Every now and then, suddenly things make a lot of sense when one gets to know the background story. Keith Hudson’s latest dispatch on the Iran situation is one such succinctly described brief. Here it is for the record.
Most people in England, I’m sure, haven’t the foggiest knowledge of Iran or of the UK’s behaviour towards it in the last few decades.
Ever since oil was discovered there at the turn of the 20th century, Iran has been the object of plunder and high politics. From then onwards, both Russia and the UK repeatedly tried to control the country. Then, during World War II, Germany needed Iran’s oil and, in order to prevent this, UK forces invaded Iran and opened a pipeline to Russia, then our ally in fighting Germany.
After WWII, British troops left Iran and elections were held. Mossadegh became President in 1951 and thereupon nationalised the Anglo-Iranian Oil Company with country-wide support. In 1953, the British Intelligence Services plotted with America’s Central Intelligence Agency, overthrew the Iranian government and installed Pahlavi as the Shah. For the next 20 years the Shah ruled with increasing ruthlessness via Savak, one of the nastiest intelligence agencies ever.
In 1979 a popular uprising against the Shah brought Ayatollah Khomeini out of exile in Paris and he became the new leader of, by now, an intensely Islamic-flavoured government in Tehran. By then, its British Empire gone, the UK had lost its clout in international affairs and America took over by massively equipping Saddam Hussein’s army in Iraq and giving him more than a nod and a wink to invade Iran — which he promptly did in 1980.
This was one of the longest wars in history — 1980-1988. Also, considering Iran’s modest population, this was one of the highest-fatality wars in history with up to one million Iranian deaths on the battlefield — at least 100,000 dying from chemical weapons long outlawed by international conventions.
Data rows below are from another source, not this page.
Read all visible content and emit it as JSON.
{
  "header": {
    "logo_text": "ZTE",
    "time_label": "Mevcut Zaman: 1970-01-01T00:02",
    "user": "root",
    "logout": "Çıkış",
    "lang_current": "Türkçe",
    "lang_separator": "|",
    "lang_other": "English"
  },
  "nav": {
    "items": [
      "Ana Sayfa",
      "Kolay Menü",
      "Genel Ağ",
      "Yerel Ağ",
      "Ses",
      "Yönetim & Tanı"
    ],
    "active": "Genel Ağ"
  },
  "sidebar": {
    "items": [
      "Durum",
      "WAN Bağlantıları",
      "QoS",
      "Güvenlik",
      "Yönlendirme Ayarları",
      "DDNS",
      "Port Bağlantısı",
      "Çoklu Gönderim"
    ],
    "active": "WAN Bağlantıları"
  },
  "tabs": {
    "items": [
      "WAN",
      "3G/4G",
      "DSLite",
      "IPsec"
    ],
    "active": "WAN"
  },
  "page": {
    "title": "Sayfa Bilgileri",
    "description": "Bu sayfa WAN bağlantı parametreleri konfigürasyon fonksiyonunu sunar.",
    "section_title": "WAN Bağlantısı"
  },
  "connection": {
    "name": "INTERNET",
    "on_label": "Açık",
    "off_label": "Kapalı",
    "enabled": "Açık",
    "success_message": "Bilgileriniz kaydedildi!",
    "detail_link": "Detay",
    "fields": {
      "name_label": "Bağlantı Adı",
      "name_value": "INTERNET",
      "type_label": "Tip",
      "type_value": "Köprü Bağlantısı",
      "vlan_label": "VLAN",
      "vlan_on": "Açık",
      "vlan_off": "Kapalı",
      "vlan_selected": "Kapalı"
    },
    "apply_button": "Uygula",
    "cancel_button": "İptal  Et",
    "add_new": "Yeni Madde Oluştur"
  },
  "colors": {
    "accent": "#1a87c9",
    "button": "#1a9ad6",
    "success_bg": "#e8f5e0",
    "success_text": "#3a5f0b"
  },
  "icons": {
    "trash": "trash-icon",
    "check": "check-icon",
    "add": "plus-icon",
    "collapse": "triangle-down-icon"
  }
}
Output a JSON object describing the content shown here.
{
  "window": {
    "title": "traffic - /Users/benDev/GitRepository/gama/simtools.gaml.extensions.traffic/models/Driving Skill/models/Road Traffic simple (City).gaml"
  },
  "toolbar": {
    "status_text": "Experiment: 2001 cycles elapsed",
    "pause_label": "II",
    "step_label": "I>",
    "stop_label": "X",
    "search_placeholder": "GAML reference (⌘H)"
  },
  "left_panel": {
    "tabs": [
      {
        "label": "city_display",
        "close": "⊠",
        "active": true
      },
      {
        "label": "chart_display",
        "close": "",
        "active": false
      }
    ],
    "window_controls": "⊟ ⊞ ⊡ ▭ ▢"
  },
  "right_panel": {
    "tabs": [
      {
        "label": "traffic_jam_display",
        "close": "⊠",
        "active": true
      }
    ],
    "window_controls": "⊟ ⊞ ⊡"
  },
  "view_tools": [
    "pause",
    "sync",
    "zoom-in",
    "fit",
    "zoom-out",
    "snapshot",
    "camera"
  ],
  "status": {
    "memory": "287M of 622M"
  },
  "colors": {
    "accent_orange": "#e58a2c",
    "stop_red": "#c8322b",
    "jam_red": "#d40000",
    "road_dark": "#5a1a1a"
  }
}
The chemicals for these weapons were supplied from America via — yes, you’ve guessed — Donald Rumsfeld, the late unlamented US Secretary of Defense under the present President.
Ever since the Germans tried to build a Berlin-Mosul railway a century ago, oil has been the main motivator of Western nation policy towards the Middle East, but most American and British people are totally unaware of this as they cheerfully pump petrol into their cars. They still don’t fully realise why Bush and Blair invaded Iraq in 2003 nor, in the latest foolish episode, why Bush persuaded Blair to trespass on Iranian waters in the hope of provoking Iran into excessive reaction, giving cause for powerful American response with, Bush naively assumed, world-wide support.
Prime Minister Blair may well deny that a letter of apology has now been sent to Iran but we can be certain that something has been written on paper — as indeed a senior official in Iran has said. It will turn up in the archives in future decades. But it’s now in the interest of both Blair and Ahmadinejad to draw a veil over the unfortunate affair. Everybody (in this country) will have forgotten about this within a few weeks.
However, as he prepares to leave office, Prime Minister Blair has been humiliated three times in as many weeks. Firstly, Sinn Fein and the DUP in Northern Ireland refused to accept his deadline for the formation of a new government there (and have even kicked out Blair’s NI Minister from his personal office); secondly, Blair was pretty crudely humiliated by Western European leaders when he proposed to sanction European exports to Iran; and thirdly, less crudely and more imaginatively, Iran has been able to reimpose the integrity of its own sea borders.
Will Blair face any more humiliations in his final weeks? Highly likely I’d have thought because too many other serious matters, such as the National Health Service, state education and housing for young people, are fast unravelling. But the three recent ones ought to have been enough to persuade Blair to be a little less publicly voluble and a little more sensible in the stream of bright ideas which proceed from that mythical sofa in 10 Downing Street.